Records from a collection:

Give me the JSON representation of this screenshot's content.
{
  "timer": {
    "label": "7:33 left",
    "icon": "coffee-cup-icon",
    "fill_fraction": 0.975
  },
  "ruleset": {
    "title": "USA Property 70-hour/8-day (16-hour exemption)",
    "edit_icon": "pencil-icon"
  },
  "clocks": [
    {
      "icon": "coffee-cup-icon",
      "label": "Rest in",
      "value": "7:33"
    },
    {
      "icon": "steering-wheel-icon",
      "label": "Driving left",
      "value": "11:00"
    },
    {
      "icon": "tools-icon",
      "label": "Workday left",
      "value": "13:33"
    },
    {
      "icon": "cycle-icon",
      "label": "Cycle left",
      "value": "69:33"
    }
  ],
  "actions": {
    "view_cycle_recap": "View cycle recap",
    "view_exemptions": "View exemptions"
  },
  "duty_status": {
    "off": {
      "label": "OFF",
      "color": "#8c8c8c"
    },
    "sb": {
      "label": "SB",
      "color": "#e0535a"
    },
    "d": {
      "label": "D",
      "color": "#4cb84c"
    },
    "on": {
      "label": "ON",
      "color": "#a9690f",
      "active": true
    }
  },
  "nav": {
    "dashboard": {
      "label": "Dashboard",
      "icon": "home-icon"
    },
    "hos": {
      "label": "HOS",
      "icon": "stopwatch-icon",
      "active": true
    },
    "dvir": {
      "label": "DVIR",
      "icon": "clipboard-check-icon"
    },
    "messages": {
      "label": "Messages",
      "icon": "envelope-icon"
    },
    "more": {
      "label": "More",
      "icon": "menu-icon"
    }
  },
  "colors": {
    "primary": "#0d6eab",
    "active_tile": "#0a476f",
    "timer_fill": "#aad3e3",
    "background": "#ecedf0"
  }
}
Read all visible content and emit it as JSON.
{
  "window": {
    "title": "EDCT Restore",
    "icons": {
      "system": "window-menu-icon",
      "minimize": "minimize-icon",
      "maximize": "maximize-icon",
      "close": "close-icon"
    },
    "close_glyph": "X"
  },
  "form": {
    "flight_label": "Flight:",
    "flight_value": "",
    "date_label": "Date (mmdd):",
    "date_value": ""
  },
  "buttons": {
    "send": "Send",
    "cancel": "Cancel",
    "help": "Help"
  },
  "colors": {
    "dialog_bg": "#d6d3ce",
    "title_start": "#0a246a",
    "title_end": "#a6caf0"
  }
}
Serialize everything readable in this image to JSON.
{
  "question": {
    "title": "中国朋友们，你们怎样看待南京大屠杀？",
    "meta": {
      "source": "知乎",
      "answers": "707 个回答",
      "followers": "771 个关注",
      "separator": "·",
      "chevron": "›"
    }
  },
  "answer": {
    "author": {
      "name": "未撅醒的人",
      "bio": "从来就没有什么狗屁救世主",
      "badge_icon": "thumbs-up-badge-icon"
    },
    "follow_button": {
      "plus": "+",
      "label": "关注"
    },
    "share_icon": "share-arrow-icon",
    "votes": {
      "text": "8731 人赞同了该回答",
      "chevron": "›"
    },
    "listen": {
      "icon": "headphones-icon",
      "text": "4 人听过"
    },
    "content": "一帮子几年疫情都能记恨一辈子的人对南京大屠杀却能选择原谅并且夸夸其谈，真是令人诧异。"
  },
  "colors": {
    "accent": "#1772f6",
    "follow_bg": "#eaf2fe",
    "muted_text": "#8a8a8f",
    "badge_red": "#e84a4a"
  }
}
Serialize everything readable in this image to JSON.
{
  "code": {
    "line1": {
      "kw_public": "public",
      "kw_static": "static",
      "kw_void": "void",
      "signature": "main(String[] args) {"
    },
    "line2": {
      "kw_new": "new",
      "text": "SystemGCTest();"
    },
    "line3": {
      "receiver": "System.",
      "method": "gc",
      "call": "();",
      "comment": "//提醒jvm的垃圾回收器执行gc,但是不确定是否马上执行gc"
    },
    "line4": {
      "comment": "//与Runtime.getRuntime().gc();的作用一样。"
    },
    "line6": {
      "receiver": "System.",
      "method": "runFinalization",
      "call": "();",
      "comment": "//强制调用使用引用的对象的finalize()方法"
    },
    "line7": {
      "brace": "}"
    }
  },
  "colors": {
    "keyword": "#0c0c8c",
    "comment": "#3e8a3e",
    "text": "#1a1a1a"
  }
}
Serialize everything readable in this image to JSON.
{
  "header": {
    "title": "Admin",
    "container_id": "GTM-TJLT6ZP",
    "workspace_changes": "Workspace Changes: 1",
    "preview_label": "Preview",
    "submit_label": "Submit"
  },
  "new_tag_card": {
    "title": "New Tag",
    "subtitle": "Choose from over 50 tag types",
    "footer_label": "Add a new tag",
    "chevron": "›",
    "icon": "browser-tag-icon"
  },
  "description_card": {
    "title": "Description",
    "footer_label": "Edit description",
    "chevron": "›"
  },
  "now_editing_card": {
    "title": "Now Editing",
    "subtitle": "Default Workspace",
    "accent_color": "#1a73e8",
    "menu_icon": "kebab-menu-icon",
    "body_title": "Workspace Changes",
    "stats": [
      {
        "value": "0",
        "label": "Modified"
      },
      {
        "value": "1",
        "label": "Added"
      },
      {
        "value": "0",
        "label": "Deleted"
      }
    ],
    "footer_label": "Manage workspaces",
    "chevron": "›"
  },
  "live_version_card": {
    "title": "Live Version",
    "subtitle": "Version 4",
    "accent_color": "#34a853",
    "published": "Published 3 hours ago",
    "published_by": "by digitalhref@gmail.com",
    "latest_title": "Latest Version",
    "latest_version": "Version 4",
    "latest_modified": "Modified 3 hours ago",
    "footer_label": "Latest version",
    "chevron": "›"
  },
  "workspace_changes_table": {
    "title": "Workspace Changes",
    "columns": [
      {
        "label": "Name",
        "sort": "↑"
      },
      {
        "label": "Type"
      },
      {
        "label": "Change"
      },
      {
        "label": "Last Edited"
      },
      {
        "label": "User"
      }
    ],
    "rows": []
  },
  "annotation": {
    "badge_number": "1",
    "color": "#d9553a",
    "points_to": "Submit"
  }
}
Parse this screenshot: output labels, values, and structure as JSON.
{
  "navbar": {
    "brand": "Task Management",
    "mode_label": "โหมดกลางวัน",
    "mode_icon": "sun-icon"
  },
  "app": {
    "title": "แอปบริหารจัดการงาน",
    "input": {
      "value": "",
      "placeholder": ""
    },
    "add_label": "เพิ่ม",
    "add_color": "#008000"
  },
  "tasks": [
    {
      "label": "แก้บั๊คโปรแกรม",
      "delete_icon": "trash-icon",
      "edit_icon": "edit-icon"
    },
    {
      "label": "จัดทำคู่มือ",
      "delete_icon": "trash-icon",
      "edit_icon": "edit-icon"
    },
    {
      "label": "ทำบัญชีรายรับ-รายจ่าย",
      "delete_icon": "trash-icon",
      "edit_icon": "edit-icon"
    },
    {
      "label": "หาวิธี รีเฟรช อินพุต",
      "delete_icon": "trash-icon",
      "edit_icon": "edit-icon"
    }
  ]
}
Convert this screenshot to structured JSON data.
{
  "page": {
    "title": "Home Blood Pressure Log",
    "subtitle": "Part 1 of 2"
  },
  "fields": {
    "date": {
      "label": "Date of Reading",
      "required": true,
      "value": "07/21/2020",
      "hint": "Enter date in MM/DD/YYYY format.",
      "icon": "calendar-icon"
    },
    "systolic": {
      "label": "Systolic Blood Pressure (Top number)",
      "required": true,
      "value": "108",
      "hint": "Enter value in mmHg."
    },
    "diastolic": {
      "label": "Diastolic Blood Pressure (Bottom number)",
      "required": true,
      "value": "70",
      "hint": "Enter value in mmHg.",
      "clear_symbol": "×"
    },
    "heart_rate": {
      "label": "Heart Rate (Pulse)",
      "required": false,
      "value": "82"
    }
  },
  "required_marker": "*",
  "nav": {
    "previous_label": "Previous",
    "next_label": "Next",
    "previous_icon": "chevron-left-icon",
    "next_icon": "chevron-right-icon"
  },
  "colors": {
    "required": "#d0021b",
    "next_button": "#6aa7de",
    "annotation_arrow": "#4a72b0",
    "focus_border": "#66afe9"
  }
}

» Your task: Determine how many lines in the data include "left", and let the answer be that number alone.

» Reply: 5